Like when building a family, implementing an eHealth service needs plan, too; you can’t just do whatever you want without assessing different factors and analyzing its future repercussions.
The World Health Organization (WHO) emphasized “the need for health IT application frameworks to better develop and sustain IT projects”. (Luna et. al., 2014) It was observed in the study that most developing countries have a lack of support or direction.
In the case of the Philippines' Department of Health (DOH), an eHealth Strategic Framework and Plan have been put in place since 2014 and it will last 'till 2020. No words of it publicly except for some of the project updates.
Hopefully, despite the current administration’s “do it now, scrap it later”-type of planning, this project comes to fruition.
III. Overcoming Uncertainty, Ethics, and Legal Considerations
As a new field, the legalities and ethical considerations of Health Informatics is still in its juvenile phase. At this level of legal uncertainty, anybody could do things without legal implication or it could delay implementations of such programs.
The result of this mishap is people not trusting to any innovations presented. And trust, like in a relationship, makes or breaks anything. Hence, medical practitioners or anybody in the field of Health Informatics needs to be knowledgeable on the legal frameworks and medical ethics of the country they are in.
The existence of the Data Privacy Act and Cybercrime Prevention Act of the Philippines gives a breather to the data subjects of Health Informatics programs while also giving a tough control to anybody who will misuse such confidential information.

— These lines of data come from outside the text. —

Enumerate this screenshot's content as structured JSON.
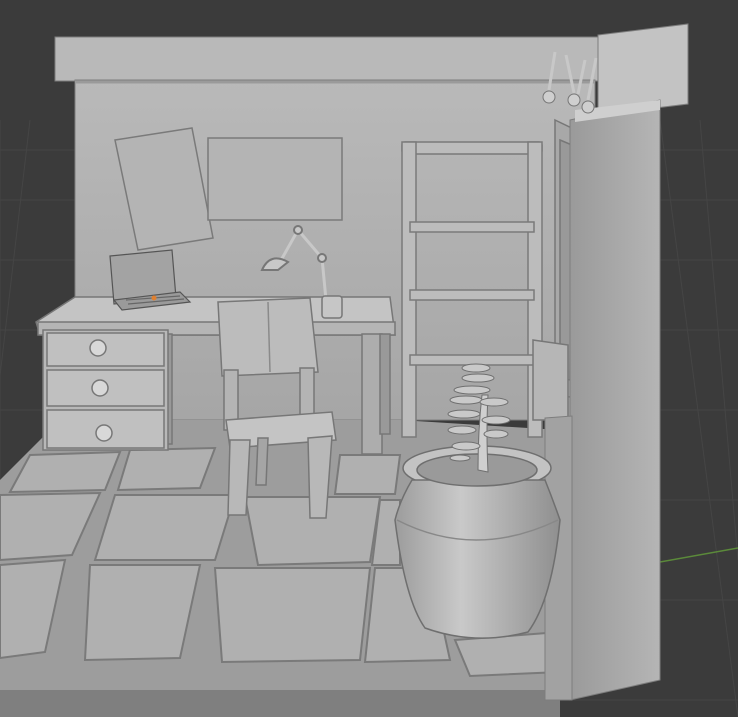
{
  "viewport": {
    "background_color": "#3b3b3b",
    "grid_color": "#454545",
    "axis_green_color": "#5b8a3a",
    "axis_red_color": "#8a3a3a"
  },
  "scene": {
    "subject": "3d-room-diorama",
    "material_color": "#b3b3b3",
    "shadow_color": "#8c8c8c",
    "highlight_color": "#d4d4d4",
    "objects": [
      "back-wall",
      "right-wall",
      "floor-tiles",
      "desk",
      "drawers",
      "laptop",
      "desk-lamp",
      "pen-cup",
      "chair",
      "bookshelf",
      "window",
      "wall-hooks",
      "posters",
      "plant-pot",
      "plant"
    ]
  }
}
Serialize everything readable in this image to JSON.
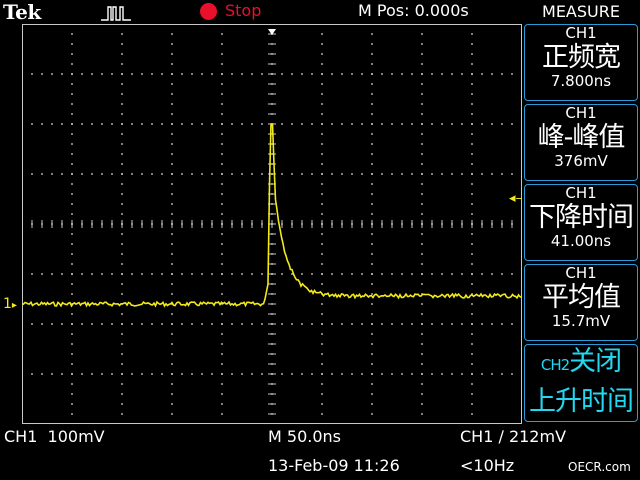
{
  "header": {
    "logo": "Tek",
    "acquisition_icon": "pulse-acquisition-icon",
    "run_status": "Stop",
    "status_color": "#e8102a",
    "m_pos": "M Pos: 0.000s"
  },
  "menu": {
    "title": "MEASURE",
    "items": [
      {
        "channel": "CH1",
        "name": "正频宽",
        "value": "7.800ns"
      },
      {
        "channel": "CH1",
        "name": "峰-峰值",
        "value": "376mV"
      },
      {
        "channel": "CH1",
        "name": "下降时间",
        "value": "41.00ns"
      },
      {
        "channel": "CH1",
        "name": "平均值",
        "value": "15.7mV"
      }
    ],
    "ch2_prefix": "CH2",
    "ch2_text": "关闭",
    "last_line": "上升时间"
  },
  "status_bar": {
    "ch1_scale": "CH1  100mV",
    "timebase": "M 50.0ns",
    "trigger": "CH1 ∕ 212mV",
    "datetime": "13-Feb-09 11:26",
    "freq": "<10Hz",
    "watermark": "OECR.com"
  },
  "colors": {
    "trace": "#f2ea1a",
    "grid": "#c8c8c8",
    "menu_border": "#2a9ad8",
    "cyan_text": "#23d7f0"
  },
  "scope": {
    "trigger_marker": "trigger-position-marker",
    "ch1_marker": "1",
    "trigger_level_marker": "trigger-level-marker"
  }
}
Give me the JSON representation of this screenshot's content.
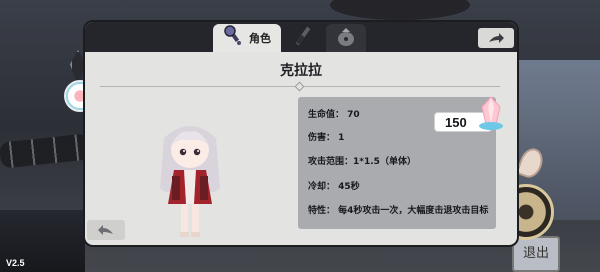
{
  "version": "V2.5",
  "tabs": {
    "active_label": "角色"
  },
  "character": {
    "name": "克拉拉",
    "stats": [
      {
        "label": "生命值",
        "value": "70"
      },
      {
        "label": "伤害",
        "value": "1"
      },
      {
        "label": "攻击范围",
        "value": "1*1.5（单体）"
      },
      {
        "label": "冷却",
        "value": "45秒"
      },
      {
        "label": "特性",
        "value": "每4秒攻击一次，大幅度击退攻击目标"
      }
    ],
    "cost": "150"
  },
  "background": {
    "exit_sign": "退出"
  },
  "icons": {
    "tab_1": "wrench-tool-icon",
    "tab_2": "knife-tool-icon",
    "tab_3": "bomb-bag-icon",
    "share": "share-arrow-icon",
    "back": "back-arrow-icon",
    "cost": "crystal-icon"
  },
  "colors": {
    "panel": "#e3e4e1",
    "stats_box": "#aaabae",
    "tabbar": "#25262b",
    "accent_crystal": "#ffb7c8"
  }
}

IV. Lack of Use of Common Interoperability Standards
Remember the downsides of Telehealth? Here’s where it happens.
As a subscriber of KonsultaMD, I was elated to find answers to questions about my health. I’ve called them for five times since then; and for those five times, I have to tell them who I am and my medical history. I wish I had an autobiography and have them read it over and over again.

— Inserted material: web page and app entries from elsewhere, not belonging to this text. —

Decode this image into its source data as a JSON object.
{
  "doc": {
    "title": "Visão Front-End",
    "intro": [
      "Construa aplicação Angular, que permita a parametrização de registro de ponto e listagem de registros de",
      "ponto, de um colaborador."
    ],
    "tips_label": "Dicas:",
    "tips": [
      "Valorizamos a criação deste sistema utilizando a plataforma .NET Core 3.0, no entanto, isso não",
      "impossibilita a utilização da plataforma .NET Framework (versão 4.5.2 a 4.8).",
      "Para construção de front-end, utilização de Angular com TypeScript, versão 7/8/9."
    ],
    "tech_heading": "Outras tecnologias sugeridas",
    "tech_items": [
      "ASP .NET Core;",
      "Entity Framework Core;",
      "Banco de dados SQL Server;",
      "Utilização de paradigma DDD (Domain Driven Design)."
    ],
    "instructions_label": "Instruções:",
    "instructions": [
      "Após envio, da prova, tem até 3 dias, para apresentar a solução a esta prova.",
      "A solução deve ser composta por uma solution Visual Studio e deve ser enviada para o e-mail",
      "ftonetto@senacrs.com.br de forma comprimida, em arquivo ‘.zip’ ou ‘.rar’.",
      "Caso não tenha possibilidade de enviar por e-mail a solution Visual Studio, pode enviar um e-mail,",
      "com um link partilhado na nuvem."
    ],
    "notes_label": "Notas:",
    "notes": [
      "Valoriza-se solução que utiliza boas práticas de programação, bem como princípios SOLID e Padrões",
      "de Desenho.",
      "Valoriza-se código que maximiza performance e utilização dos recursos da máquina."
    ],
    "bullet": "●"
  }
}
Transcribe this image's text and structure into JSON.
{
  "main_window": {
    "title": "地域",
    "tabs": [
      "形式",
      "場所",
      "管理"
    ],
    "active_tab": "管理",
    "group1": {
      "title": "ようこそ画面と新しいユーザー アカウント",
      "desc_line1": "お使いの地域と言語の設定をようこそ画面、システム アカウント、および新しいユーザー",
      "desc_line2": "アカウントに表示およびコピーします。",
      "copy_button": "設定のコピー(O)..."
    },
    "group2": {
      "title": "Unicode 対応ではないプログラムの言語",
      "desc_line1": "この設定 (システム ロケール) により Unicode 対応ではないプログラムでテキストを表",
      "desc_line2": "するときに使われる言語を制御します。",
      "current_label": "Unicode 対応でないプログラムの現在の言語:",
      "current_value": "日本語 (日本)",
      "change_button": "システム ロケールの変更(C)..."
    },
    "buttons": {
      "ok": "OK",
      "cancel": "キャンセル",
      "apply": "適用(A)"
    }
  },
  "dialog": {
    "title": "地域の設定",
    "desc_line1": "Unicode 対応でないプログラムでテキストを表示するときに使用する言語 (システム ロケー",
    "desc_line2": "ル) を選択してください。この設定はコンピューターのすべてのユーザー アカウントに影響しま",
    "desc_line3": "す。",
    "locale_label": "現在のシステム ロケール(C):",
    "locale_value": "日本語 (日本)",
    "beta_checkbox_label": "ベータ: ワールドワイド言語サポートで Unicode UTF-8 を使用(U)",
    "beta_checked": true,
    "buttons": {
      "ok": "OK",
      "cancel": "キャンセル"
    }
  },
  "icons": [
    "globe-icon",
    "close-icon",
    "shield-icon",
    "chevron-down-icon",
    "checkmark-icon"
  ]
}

My health record only confides within the doctor I’m currently talking to — and I don’t think they even have a record for patients. If the call suddenly cut out and you call again, there is no way to continue what was left unsaid; we have to start over again. Like in a relationship.

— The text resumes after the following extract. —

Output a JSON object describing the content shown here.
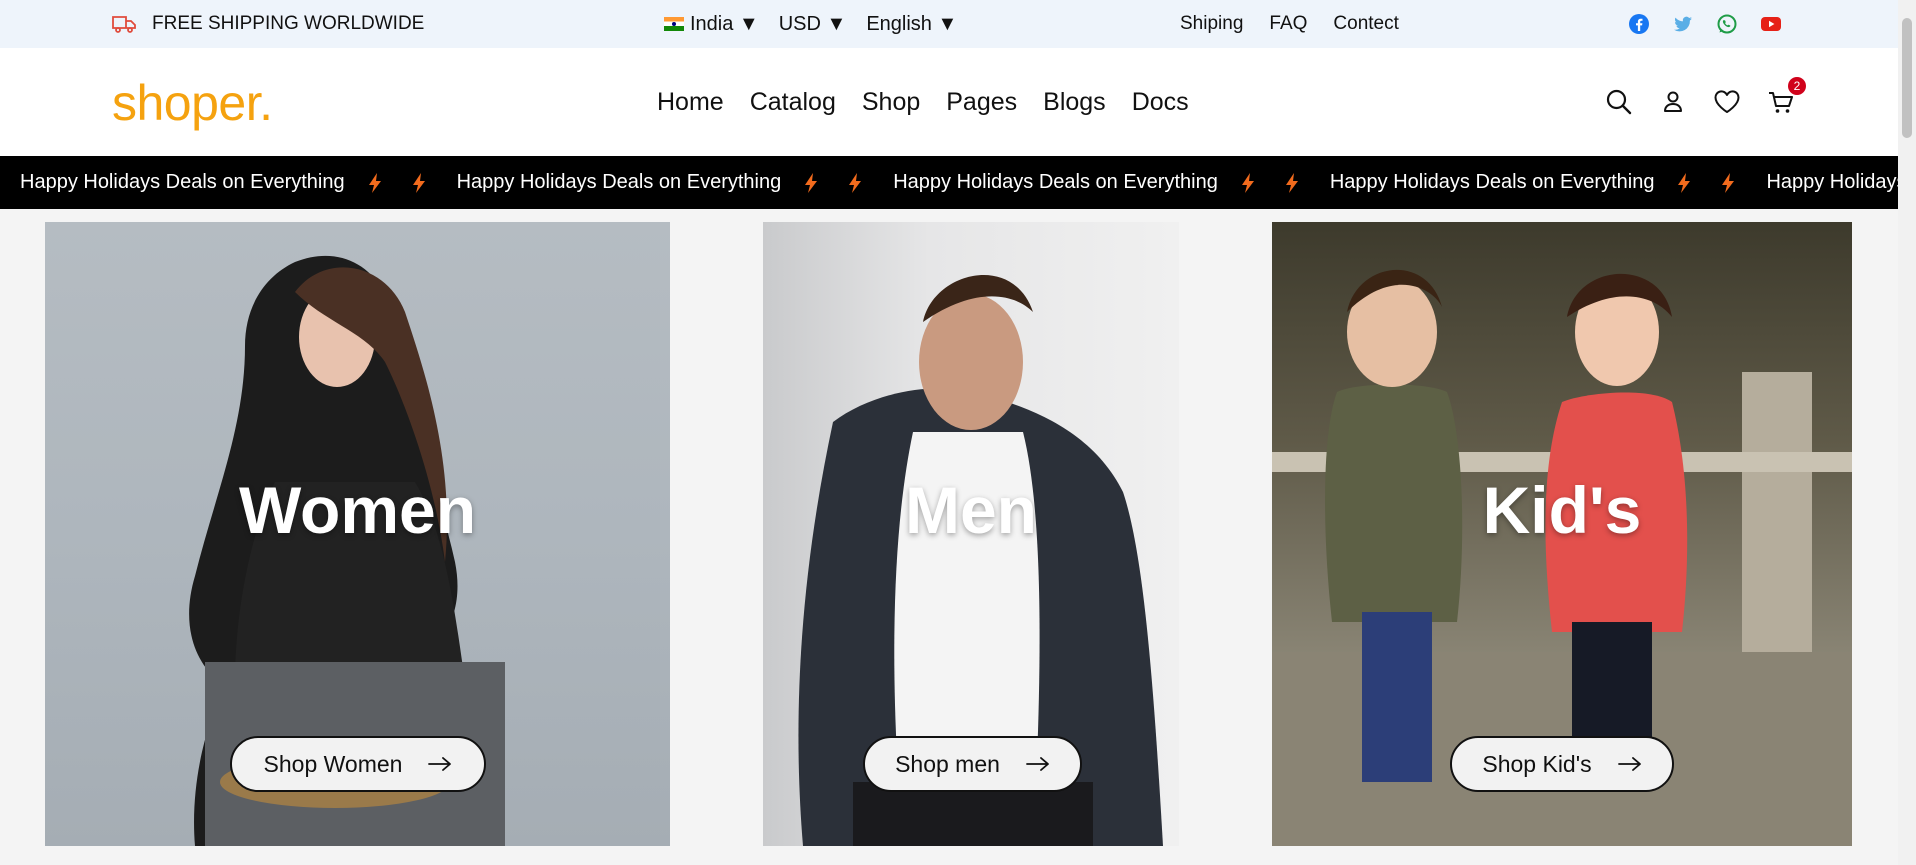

The goal of interoperability, in the context of software engineering, is to make a software that can communicate its data with other systems that need it. It sets a mutual understanding between parties.
Now, if interoperability standards were set in place, my offline and online record are now in sync. Whenever I avail the Telehealth service, they are updated with my current health status. Same goes, if I go to my GP.
V. Lack of Trained Workforce
Introducing Health Informatics in UP Manila is a great leap forward in the Philippines’ medical field. The poblem is that the graduates of such field are scarce and they may or may not be practicing it after graduation.
Another thing is that graduating from the Health Informatics doesn’t automatically mean that they are prepared to face the real world. Certain expertise may still need to be honed.
VI. Regional Integration
Communication is crucial in the implementation of Health Informatics. An implementer must share their knowledge of the field, their success stories, and the obstacles they’ve met during implementation to other interested parties.
This information sharing strengthens the bond between industries and it also improves the system.
Currently, a repository of journals for Health Informatics is presently running online.
Challenges are a vital part in any development. However, when unmitigated, it can cause a downfall. But like any challenges, studying them and planning carefully on how to address these issues, this field will bloom to its full potential.
IGI Global. (2019). What Is Developing Countries. [online] Available at: https://www.igi-global.com/dictionary/developing-countries/7401 [Accessed 22 Aug. 2019].
NEJM Catalyst. (2018). What is Telehealth? – NEJM Catalyst. [online] Available at: https://catalyst.nejm.org/what-is-telehealth/ [Accessed 25 Aug. 2019].
Luna D et al. Health informatics in developing countries: going beyond pilot practices to sustainable implementations: a review of the current challenges. Healthc Inform Res. 2014 Jan; 20(1): 3–10.